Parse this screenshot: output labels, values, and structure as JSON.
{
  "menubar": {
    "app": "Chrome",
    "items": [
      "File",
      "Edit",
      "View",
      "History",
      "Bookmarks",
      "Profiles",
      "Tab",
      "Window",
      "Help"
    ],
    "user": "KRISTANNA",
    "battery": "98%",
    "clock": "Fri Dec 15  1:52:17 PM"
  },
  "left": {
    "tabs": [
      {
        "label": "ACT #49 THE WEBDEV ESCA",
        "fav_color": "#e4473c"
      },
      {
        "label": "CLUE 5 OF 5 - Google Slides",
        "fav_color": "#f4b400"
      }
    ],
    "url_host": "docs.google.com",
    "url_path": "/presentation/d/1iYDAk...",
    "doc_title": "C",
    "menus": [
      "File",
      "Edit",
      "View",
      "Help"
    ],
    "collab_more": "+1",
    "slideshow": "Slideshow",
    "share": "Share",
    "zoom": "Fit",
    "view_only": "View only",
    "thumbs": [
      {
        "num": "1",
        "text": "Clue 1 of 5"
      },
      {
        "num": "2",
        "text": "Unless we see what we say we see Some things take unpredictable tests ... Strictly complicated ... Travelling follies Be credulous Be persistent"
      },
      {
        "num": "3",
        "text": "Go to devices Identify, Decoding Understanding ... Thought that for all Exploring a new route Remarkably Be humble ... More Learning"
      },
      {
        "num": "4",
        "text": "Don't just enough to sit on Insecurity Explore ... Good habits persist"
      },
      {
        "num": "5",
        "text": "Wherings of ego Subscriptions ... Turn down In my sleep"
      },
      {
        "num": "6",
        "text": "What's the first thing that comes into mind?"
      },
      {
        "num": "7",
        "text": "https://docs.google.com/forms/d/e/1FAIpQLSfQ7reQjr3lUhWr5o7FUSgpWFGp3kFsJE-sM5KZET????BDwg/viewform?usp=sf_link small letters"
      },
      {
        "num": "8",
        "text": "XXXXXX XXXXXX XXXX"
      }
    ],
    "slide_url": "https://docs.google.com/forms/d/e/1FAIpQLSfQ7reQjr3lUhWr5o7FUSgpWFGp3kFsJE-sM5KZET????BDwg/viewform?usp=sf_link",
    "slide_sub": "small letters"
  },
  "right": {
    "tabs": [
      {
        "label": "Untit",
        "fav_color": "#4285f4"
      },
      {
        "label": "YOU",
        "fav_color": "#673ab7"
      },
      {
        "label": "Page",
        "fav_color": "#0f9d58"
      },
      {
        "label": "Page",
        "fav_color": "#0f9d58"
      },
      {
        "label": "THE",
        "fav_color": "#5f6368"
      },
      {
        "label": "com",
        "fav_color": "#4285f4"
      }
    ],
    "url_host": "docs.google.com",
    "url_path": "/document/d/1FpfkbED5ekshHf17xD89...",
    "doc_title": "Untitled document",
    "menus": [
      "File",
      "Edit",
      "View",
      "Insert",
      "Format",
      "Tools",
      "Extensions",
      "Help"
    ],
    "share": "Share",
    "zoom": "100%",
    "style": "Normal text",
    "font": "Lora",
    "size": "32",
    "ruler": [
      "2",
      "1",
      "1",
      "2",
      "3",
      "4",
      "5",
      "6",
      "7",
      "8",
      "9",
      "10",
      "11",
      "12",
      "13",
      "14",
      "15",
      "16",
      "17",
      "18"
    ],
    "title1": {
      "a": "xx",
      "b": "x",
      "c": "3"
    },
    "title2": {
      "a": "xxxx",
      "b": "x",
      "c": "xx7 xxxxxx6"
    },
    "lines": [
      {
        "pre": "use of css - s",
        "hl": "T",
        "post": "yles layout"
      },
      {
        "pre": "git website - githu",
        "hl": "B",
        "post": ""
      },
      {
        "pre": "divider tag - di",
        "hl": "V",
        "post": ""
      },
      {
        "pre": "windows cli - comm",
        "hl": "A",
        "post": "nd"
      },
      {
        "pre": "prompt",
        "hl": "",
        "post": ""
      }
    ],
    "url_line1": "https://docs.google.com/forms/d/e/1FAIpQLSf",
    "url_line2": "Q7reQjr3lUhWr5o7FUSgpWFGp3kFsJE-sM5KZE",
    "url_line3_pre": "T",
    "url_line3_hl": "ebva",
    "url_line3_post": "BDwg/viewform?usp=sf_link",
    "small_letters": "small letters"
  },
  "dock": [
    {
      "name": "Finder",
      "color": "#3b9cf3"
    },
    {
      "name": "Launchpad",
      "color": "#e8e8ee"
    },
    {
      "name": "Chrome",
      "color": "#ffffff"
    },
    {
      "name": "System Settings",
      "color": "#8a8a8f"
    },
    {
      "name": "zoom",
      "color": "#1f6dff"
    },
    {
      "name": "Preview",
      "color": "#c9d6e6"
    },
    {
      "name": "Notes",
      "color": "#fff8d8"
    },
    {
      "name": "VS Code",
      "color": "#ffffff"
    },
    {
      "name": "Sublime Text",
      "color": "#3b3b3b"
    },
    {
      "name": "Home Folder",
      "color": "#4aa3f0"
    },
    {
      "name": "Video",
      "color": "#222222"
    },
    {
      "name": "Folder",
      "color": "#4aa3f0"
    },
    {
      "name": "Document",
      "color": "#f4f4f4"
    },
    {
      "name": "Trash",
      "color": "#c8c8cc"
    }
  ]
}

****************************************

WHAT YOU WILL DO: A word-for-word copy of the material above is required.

EXERCISE SOLUTION:
Parse this screenshot: output labels, values, and structure as JSON.
{
  "menubar": {
    "app": "Chrome",
    "items": [
      "File",
      "Edit",
      "View",
      "History",
      "Bookmarks",
      "Profiles",
      "Tab",
      "Window",
      "Help"
    ],
    "user": "KRISTANNA",
    "battery": "98%",
    "clock": "Fri Dec 15  1:52:17 PM"
  },
  "left": {
    "tabs": [
      {
        "label": "ACT #49 THE WEBDEV ESCA",
        "fav_color": "#e4473c"
      },
      {
        "label": "CLUE 5 OF 5 - Google Slides",
        "fav_color": "#f4b400"
      }
    ],
    "url_host": "docs.google.com",
    "url_path": "/presentation/d/1iYDAk...",
    "doc_title": "C",
    "menus": [
      "File",
      "Edit",
      "View",
      "Help"
    ],
    "collab_more": "+1",
    "slideshow": "Slideshow",
    "share": "Share",
    "zoom": "Fit",
    "view_only": "View only",
    "thumbs": [
      {
        "num": "1",
        "text": "Clue 1 of 5"
      },
      {
        "num": "2",
        "text": "Unless we see what we say we see Some things take unpredictable tests ... Strictly complicated ... Travelling follies Be credulous Be persistent"
      },
      {
        "num": "3",
        "text": "Go to devices Identify, Decoding Understanding ... Thought that for all Exploring a new route Remarkably Be humble ... More Learning"
      },
      {
        "num": "4",
        "text": "Don't just enough to sit on Insecurity Explore ... Good habits persist"
      },
      {
        "num": "5",
        "text": "Wherings of ego Subscriptions ... Turn down In my sleep"
      },
      {
        "num": "6",
        "text": "What's the first thing that comes into mind?"
      },
      {
        "num": "7",
        "text": "https://docs.google.com/forms/d/e/1FAIpQLSfQ7reQjr3lUhWr5o7FUSgpWFGp3kFsJE-sM5KZET????BDwg/viewform?usp=sf_link small letters"
      },
      {
        "num": "8",
        "text": "XXXXXX XXXXXX XXXX"
      }
    ],
    "slide_url": "https://docs.google.com/forms/d/e/1FAIpQLSfQ7reQjr3lUhWr5o7FUSgpWFGp3kFsJE-sM5KZET????BDwg/viewform?usp=sf_link",
    "slide_sub": "small letters"
  },
  "right": {
    "tabs": [
      {
        "label": "Untit",
        "fav_color": "#4285f4"
      },
      {
        "label": "YOU",
        "fav_color": "#673ab7"
      },
      {
        "label": "Page",
        "fav_color": "#0f9d58"
      },
      {
        "label": "Page",
        "fav_color": "#0f9d58"
      },
      {
        "label": "THE",
        "fav_color": "#5f6368"
      },
      {
        "label": "com",
        "fav_color": "#4285f4"
      }
    ],
    "url_host": "docs.google.com",
    "url_path": "/document/d/1FpfkbED5ekshHf17xD89...",
    "doc_title": "Untitled document",
    "menus": [
      "File",
      "Edit",
      "View",
      "Insert",
      "Format",
      "Tools",
      "Extensions",
      "Help"
    ],
    "share": "Share",
    "zoom": "100%",
    "style": "Normal text",
    "font": "Lora",
    "size": "32",
    "ruler": [
      "2",
      "1",
      "1",
      "2",
      "3",
      "4",
      "5",
      "6",
      "7",
      "8",
      "9",
      "10",
      "11",
      "12",
      "13",
      "14",
      "15",
      "16",
      "17",
      "18"
    ],
    "title1": {
      "a": "xx",
      "b": "x",
      "c": "3"
    },
    "title2": {
      "a": "xxxx",
      "b": "x",
      "c": "xx7 xxxxxx6"
    },
    "lines": [
      {
        "pre": "use of css - s",
        "hl": "T",
        "post": "yles layout"
      },
      {
        "pre": "git website - githu",
        "hl": "B",
        "post": ""
      },
      {
        "pre": "divider tag - di",
        "hl": "V",
        "post": ""
      },
      {
        "pre": "windows cli - comm",
        "hl": "A",
        "post": "nd"
      },
      {
        "pre": "prompt",
        "hl": "",
        "post": ""
      }
    ],
    "url_line1": "https://docs.google.com/forms/d/e/1FAIpQLSf",
    "url_line2": "Q7reQjr3lUhWr5o7FUSgpWFGp3kFsJE-sM5KZE",
    "url_line3_pre": "T",
    "url_line3_hl": "ebva",
    "url_line3_post": "BDwg/viewform?usp=sf_link",
    "small_letters": "small letters"
  },
  "dock": [
    {
      "name": "Finder",
      "color": "#3b9cf3"
    },
    {
      "name": "Launchpad",
      "color": "#e8e8ee"
    },
    {
      "name": "Chrome",
      "color": "#ffffff"
    },
    {
      "name": "System Settings",
      "color": "#8a8a8f"
    },
    {
      "name": "zoom",
      "color": "#1f6dff"
    },
    {
      "name": "Preview",
      "color": "#c9d6e6"
    },
    {
      "name": "Notes",
      "color": "#fff8d8"
    },
    {
      "name": "VS Code",
      "color": "#ffffff"
    },
    {
      "name": "Sublime Text",
      "color": "#3b3b3b"
    },
    {
      "name": "Home Folder",
      "color": "#4aa3f0"
    },
    {
      "name": "Video",
      "color": "#222222"
    },
    {
      "name": "Folder",
      "color": "#4aa3f0"
    },
    {
      "name": "Document",
      "color": "#f4f4f4"
    },
    {
      "name": "Trash",
      "color": "#c8c8cc"
    }
  ]
}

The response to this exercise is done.